Have we had it yet with the antibacterials? There’s evidence they’re creating more highly resistant germs, and experts say all you really need to do is get your hands clean—which requires nothing more than soap. This one from Burt’s Bees comes in a largely recycled container. $6.49 at Market Street Market.
Reusable shopping bag
B.Y.O.B. doesn’t refer to frosty cold alcoholic drinks anymore—it refers to going without those ubiquitous, use-and-toss plastic bags. You can find canvas shopping bags all over the place, but we particularly like this one for its handy extra pockets and sturdy build. $44 at Sustain.
Standard candles are made from—get this—petroleum. Ditch the fake, cloying scents and get some buzz going with a pure beeswax candle. Like the label says, it does indeed smell like honey! $13.95 at Blue Ridge Eco Shop.
It is the humblest of foods, but white vinegar has no equal when it comes to getting your house clean. (See Tips from Better World Betty for green cleaning recipes.) And check the price: It’s way more affordable than stocking up on a different chemical cleaner for every surface. $1.75 at Harris Teeter.
It can be hard to break the paper towel habit, but it’s easier when you get to use biodegradable sponge cloths to clean up spills and wipe down counters: They’re soft, easy to rinse and can be put through the dishwasher. Or, sterilize by boiling. $3.99 at Blue Ridge Eco Shop.
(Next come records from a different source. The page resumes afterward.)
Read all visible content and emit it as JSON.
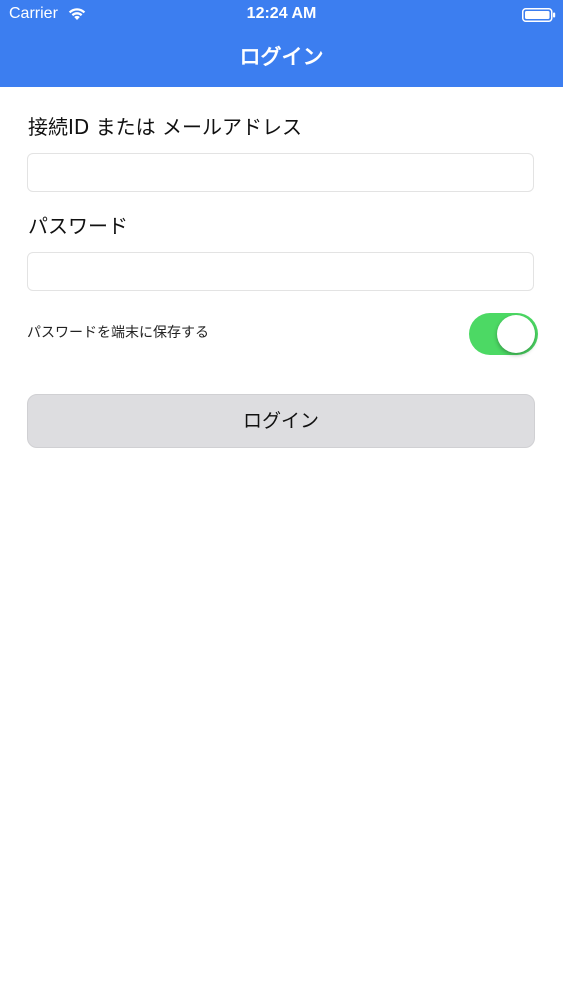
{
  "status_bar": {
    "carrier": "Carrier",
    "time": "12:24 AM",
    "wifi_icon": "wifi-icon",
    "battery_icon": "battery-icon"
  },
  "nav": {
    "title": "ログイン",
    "color": "#3c7ef0"
  },
  "form": {
    "id_label": "接続ID または メールアドレス",
    "id_value": "",
    "password_label": "パスワード",
    "password_value": "",
    "save_password_label": "パスワードを端末に保存する",
    "save_password_on": true,
    "toggle_color": "#4cd964",
    "login_button_label": "ログイン"
  }
}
If you’re gonna grow anything, a couple of tomato plants are a good bet. There’s nothing like providing a little of your own food from the backyard, and there’s nothing like a warm, juicy tomato picked on a sunny day in August. These organic seeds are from local company Southern Exposure Seed Exchange. $2.50 at Fifth Season Gardening.
Clothes drying rack
Unless you need all your socks to be dry in the next 30 minutes, letting the air do the work is just as effective as that big, bad, power-guzzlin’ dryer. A rack is more convenient than a clothesline and works in all seasons. $49.95 at Blue Ridge Eco Shop.
When you want something more soapy than white vinegar for cleaning, Dr. Bronner’s is a good bet. It’s organic and made from earth-friendly stuff like peppermint oil and citric acid—and it has a million uses, from scrubbing floors to shampooing hair. $7.99 at Integral Yoga Natural Foods.
Glass food storage
Traditional plastic isn’t the greatest for your health, especially when you microwave it, and it also tends to get stained, warped and generally beat-up after a while. Not so with glass. Once you’ve made the leap, you’ll never go back. Set of three containers, $17.95 at Blue Ridge Eco Shop.